## Problem details
Could you repeat the data word for word while skipping the pictures?

::::::

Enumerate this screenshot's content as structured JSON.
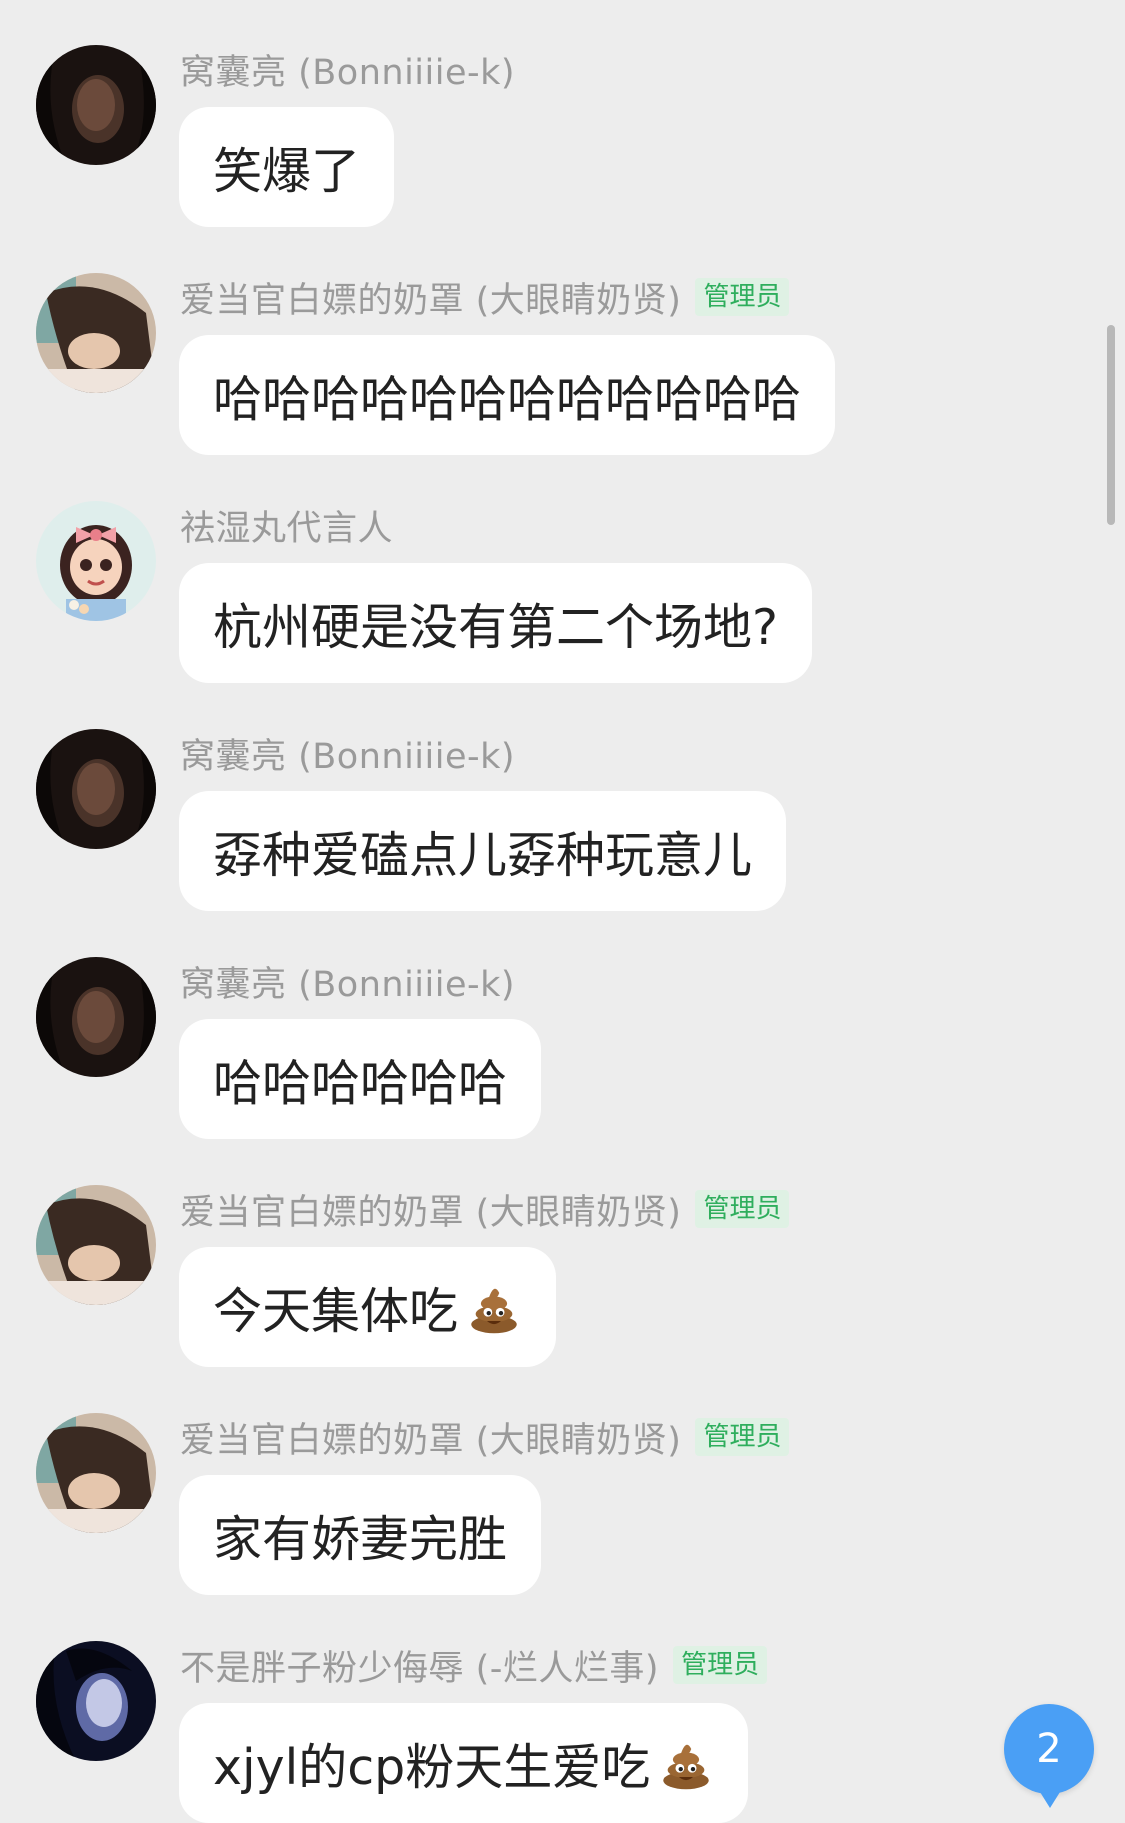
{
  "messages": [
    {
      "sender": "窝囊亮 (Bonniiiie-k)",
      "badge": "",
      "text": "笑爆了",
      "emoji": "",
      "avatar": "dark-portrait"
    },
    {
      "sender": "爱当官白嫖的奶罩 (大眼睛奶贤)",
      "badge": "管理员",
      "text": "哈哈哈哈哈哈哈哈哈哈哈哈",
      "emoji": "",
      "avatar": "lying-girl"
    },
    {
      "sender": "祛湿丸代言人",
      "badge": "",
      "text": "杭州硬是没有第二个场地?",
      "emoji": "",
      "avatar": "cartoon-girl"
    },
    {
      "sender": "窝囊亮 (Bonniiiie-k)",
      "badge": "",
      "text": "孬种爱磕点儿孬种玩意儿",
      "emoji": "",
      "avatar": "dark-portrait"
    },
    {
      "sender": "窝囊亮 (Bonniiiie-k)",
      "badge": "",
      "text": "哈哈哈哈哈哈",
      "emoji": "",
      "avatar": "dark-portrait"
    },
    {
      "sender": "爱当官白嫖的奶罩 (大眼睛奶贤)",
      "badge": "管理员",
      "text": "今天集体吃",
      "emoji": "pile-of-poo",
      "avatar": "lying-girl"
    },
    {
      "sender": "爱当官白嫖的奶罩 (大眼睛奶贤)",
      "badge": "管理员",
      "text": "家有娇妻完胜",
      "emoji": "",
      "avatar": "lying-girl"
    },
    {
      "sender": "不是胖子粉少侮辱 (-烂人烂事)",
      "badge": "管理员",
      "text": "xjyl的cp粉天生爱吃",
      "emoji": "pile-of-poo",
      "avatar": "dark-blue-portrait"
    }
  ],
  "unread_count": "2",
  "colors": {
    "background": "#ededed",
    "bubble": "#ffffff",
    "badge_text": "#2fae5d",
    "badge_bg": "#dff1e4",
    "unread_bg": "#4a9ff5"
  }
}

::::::

## Task result
Enumerate this screenshot's content as structured JSON.
{
  "messages": [
    {
      "sender": "窝囊亮 (Bonniiiie-k)",
      "badge": "",
      "text": "笑爆了",
      "emoji": "",
      "avatar": "dark-portrait"
    },
    {
      "sender": "爱当官白嫖的奶罩 (大眼睛奶贤)",
      "badge": "管理员",
      "text": "哈哈哈哈哈哈哈哈哈哈哈哈",
      "emoji": "",
      "avatar": "lying-girl"
    },
    {
      "sender": "祛湿丸代言人",
      "badge": "",
      "text": "杭州硬是没有第二个场地?",
      "emoji": "",
      "avatar": "cartoon-girl"
    },
    {
      "sender": "窝囊亮 (Bonniiiie-k)",
      "badge": "",
      "text": "孬种爱磕点儿孬种玩意儿",
      "emoji": "",
      "avatar": "dark-portrait"
    },
    {
      "sender": "窝囊亮 (Bonniiiie-k)",
      "badge": "",
      "text": "哈哈哈哈哈哈",
      "emoji": "",
      "avatar": "dark-portrait"
    },
    {
      "sender": "爱当官白嫖的奶罩 (大眼睛奶贤)",
      "badge": "管理员",
      "text": "今天集体吃",
      "emoji": "pile-of-poo",
      "avatar": "lying-girl"
    },
    {
      "sender": "爱当官白嫖的奶罩 (大眼睛奶贤)",
      "badge": "管理员",
      "text": "家有娇妻完胜",
      "emoji": "",
      "avatar": "lying-girl"
    },
    {
      "sender": "不是胖子粉少侮辱 (-烂人烂事)",
      "badge": "管理员",
      "text": "xjyl的cp粉天生爱吃",
      "emoji": "pile-of-poo",
      "avatar": "dark-blue-portrait"
    }
  ],
  "unread_count": "2",
  "colors": {
    "background": "#ededed",
    "bubble": "#ffffff",
    "badge_text": "#2fae5d",
    "badge_bg": "#dff1e4",
    "unread_bg": "#4a9ff5"
  }
}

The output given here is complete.